[Records shown — start]

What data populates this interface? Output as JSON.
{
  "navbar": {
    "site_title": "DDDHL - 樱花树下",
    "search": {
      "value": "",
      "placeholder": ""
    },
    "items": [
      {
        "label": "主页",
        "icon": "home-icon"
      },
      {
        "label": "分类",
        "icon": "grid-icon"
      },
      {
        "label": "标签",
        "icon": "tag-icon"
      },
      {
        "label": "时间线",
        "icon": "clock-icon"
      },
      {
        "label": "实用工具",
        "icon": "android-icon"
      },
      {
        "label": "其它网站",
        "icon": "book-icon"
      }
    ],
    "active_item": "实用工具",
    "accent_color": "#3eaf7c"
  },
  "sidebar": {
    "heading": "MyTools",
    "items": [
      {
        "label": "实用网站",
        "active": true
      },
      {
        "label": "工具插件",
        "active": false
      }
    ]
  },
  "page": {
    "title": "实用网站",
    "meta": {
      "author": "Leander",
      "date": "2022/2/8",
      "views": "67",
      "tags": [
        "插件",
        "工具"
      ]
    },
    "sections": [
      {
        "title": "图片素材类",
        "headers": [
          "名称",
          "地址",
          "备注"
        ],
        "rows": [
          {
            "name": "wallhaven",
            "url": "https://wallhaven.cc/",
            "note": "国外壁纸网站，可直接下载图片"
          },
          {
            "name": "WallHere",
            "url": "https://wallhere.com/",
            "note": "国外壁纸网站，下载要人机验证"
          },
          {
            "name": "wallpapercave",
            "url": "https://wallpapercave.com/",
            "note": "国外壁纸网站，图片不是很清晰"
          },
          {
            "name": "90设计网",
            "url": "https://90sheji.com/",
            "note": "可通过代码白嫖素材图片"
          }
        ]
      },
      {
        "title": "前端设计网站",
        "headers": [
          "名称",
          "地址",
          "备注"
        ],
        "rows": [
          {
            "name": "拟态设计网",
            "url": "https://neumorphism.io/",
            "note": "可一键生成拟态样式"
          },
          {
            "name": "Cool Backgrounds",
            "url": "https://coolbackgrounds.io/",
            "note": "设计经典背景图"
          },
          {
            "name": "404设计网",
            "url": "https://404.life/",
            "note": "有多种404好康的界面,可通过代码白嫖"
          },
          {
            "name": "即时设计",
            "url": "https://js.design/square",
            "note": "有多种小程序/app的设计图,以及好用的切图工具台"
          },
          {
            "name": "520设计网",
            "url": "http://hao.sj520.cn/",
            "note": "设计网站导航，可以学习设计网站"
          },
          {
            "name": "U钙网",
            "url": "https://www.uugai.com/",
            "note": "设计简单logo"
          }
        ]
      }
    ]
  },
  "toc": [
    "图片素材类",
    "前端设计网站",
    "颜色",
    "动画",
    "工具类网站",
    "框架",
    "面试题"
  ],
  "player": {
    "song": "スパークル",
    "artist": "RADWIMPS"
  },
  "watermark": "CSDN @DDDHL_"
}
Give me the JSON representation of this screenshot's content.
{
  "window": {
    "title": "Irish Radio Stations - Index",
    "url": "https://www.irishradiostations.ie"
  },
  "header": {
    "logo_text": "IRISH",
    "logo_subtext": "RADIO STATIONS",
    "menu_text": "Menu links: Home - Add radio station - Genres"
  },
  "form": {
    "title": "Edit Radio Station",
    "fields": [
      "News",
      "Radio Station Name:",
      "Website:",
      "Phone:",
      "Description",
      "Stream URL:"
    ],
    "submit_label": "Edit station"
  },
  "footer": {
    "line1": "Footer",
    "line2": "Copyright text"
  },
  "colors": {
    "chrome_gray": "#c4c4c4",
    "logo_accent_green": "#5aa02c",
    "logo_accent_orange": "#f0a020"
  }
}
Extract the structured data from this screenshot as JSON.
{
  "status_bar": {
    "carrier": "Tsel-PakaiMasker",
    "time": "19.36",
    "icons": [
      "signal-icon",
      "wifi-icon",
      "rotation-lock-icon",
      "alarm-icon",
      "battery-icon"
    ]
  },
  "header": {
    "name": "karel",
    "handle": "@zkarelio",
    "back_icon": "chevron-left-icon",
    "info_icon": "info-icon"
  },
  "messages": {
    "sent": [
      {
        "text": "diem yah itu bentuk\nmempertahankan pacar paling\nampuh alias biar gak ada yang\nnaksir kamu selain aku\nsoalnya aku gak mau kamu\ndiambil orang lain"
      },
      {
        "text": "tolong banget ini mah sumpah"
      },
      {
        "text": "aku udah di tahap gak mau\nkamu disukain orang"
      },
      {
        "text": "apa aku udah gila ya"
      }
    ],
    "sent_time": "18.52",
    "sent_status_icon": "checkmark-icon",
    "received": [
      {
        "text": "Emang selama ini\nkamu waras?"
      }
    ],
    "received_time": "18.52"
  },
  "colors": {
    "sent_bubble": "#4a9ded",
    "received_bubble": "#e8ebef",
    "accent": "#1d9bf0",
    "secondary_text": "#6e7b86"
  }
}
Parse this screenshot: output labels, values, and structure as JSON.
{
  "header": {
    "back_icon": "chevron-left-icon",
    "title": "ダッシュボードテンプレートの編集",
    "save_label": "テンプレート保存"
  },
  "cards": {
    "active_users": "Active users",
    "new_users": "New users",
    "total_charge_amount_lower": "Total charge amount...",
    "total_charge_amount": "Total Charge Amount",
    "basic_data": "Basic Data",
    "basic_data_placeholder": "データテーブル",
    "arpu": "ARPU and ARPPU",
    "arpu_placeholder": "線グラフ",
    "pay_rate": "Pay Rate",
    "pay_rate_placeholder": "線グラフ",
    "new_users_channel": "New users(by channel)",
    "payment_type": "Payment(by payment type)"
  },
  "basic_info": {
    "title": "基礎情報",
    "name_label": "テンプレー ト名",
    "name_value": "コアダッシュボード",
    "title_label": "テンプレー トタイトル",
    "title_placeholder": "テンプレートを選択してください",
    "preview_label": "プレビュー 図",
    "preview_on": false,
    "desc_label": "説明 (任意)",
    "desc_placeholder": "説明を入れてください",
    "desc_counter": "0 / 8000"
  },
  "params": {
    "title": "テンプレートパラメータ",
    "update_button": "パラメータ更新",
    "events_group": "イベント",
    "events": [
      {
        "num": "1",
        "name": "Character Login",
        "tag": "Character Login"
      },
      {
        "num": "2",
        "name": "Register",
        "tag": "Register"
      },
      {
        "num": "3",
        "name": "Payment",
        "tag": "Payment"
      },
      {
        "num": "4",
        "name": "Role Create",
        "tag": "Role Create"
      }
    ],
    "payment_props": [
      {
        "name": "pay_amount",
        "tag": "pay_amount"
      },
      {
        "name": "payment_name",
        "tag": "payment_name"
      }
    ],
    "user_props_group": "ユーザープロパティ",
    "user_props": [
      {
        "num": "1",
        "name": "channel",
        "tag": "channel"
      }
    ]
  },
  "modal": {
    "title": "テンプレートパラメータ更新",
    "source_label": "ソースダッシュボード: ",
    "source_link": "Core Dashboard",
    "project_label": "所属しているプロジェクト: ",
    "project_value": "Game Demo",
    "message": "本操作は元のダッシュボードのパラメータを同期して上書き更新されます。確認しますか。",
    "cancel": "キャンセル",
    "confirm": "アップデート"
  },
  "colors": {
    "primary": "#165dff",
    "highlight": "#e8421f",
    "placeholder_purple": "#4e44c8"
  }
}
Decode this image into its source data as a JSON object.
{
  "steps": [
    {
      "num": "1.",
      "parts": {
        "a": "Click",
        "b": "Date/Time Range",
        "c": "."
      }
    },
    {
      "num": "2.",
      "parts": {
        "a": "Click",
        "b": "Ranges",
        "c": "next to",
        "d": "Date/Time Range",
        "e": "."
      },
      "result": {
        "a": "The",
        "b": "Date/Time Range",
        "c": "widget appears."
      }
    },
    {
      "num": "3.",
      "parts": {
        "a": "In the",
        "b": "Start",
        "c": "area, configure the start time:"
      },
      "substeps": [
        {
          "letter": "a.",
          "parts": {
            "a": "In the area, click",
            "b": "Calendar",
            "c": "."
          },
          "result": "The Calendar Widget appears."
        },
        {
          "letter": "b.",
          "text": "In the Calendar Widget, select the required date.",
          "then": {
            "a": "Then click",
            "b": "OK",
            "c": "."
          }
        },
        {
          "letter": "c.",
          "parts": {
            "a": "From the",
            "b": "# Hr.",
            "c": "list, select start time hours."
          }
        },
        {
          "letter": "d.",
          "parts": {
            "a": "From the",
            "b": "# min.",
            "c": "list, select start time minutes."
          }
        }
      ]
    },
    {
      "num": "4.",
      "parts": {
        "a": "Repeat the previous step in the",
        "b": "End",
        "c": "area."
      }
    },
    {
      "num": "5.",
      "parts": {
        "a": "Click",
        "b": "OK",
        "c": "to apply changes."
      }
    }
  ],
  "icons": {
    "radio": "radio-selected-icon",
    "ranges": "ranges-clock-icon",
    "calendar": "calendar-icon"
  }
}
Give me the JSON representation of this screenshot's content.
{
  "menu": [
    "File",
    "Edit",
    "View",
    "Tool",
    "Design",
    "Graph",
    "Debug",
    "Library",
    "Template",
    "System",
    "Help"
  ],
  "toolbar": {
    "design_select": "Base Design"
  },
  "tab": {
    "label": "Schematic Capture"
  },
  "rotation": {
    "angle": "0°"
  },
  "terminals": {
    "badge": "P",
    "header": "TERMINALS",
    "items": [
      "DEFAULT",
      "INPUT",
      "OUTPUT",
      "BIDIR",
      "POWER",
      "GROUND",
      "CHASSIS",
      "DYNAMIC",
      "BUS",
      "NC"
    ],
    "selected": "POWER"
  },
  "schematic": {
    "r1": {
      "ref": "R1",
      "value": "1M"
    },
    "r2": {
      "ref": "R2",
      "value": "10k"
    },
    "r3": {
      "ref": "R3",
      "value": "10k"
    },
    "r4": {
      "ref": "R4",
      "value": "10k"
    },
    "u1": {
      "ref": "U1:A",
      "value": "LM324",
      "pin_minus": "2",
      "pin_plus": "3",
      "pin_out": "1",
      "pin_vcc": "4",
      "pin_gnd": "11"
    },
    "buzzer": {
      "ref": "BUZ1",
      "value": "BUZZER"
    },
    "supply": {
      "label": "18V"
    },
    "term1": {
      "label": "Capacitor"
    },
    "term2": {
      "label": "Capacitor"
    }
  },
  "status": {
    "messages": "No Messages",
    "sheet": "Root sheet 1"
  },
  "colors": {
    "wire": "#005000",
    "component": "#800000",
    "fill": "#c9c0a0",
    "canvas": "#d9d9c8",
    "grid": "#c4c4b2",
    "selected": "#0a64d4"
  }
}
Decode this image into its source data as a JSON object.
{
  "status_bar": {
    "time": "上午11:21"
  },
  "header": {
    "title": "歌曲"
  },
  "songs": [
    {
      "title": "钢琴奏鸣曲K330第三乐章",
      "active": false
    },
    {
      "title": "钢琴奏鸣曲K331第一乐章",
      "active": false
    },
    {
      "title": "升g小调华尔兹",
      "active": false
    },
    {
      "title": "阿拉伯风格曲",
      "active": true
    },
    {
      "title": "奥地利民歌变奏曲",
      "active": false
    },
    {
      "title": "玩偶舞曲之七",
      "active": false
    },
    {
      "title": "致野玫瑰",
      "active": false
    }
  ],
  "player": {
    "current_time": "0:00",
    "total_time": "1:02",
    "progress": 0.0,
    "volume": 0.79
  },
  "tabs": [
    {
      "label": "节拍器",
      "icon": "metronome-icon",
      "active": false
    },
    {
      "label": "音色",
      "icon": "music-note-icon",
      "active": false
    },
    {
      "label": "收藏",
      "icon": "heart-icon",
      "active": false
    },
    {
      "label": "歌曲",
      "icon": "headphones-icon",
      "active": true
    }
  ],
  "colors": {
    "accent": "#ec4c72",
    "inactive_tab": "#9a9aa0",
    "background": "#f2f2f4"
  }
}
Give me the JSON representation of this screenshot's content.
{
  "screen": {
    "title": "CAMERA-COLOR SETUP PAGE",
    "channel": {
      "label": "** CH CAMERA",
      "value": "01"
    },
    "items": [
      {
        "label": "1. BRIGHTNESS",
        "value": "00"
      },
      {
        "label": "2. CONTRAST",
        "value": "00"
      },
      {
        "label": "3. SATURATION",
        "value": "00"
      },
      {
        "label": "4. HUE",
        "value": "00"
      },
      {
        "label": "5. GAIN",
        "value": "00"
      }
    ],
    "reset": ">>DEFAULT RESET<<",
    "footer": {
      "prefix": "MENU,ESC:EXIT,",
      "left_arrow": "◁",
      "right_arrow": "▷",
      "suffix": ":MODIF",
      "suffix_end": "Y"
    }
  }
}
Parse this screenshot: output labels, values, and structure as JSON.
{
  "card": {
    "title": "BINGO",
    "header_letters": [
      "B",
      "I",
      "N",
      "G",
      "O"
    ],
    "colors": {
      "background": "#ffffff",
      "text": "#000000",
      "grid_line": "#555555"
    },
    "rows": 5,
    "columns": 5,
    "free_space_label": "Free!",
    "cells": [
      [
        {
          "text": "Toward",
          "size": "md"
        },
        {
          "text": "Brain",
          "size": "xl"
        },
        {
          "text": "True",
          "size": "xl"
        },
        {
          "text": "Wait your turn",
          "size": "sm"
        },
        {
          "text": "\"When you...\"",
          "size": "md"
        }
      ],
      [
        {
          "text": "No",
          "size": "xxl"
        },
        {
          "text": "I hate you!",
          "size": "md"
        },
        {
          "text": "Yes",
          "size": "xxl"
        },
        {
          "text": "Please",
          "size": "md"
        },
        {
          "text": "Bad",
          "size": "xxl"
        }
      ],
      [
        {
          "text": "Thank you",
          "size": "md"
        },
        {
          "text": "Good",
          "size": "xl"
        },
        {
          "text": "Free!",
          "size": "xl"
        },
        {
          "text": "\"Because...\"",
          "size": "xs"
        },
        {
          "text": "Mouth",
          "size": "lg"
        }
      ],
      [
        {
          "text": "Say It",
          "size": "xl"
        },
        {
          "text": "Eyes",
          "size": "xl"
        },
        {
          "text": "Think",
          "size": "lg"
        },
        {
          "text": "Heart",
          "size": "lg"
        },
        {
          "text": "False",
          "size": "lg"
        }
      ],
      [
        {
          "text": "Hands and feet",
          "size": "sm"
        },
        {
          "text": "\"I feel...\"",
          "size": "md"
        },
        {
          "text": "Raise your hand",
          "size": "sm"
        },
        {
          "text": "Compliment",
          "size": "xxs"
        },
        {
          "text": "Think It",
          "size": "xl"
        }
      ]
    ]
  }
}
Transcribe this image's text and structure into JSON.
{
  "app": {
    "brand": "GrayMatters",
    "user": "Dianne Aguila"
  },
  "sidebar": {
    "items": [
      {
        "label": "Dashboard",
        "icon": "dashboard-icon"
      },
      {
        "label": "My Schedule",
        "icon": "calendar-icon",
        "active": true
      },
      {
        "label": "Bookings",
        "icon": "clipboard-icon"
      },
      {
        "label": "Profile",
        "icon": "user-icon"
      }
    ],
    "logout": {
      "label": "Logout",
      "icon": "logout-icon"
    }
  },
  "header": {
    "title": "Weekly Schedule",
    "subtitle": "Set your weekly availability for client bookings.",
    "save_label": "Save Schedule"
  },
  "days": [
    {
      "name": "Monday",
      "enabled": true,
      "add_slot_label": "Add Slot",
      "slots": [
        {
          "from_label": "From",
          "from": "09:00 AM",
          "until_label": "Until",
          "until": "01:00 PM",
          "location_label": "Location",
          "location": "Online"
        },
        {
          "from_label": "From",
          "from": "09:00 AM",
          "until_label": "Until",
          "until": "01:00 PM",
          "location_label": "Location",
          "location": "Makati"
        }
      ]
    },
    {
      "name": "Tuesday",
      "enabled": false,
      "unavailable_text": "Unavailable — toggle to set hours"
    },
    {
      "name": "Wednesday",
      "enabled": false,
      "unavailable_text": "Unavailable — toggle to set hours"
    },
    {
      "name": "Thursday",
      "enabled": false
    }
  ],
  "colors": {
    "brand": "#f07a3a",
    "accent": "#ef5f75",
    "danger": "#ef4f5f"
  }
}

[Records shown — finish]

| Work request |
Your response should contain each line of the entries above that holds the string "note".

| Answer |
            "note": "国外壁纸网站，可直接下载图片"
            "note": "国外壁纸网站，下载要人机验证"
            "note": "国外壁纸网站，图片不是很清晰"
            "note": "可通过代码白嫖素材图片"
            "note": "可一键生成拟态样式"
            "note": "设计经典背景图"
            "note": "有多种404好康的界面,可通过代码白嫖"
            "note": "有多种小程序/app的设计图,以及好用的切图工具台"
            "note": "设计网站导航，可以学习设计网站"
            "note": "设计简单logo"
      "icon": "music-note-icon",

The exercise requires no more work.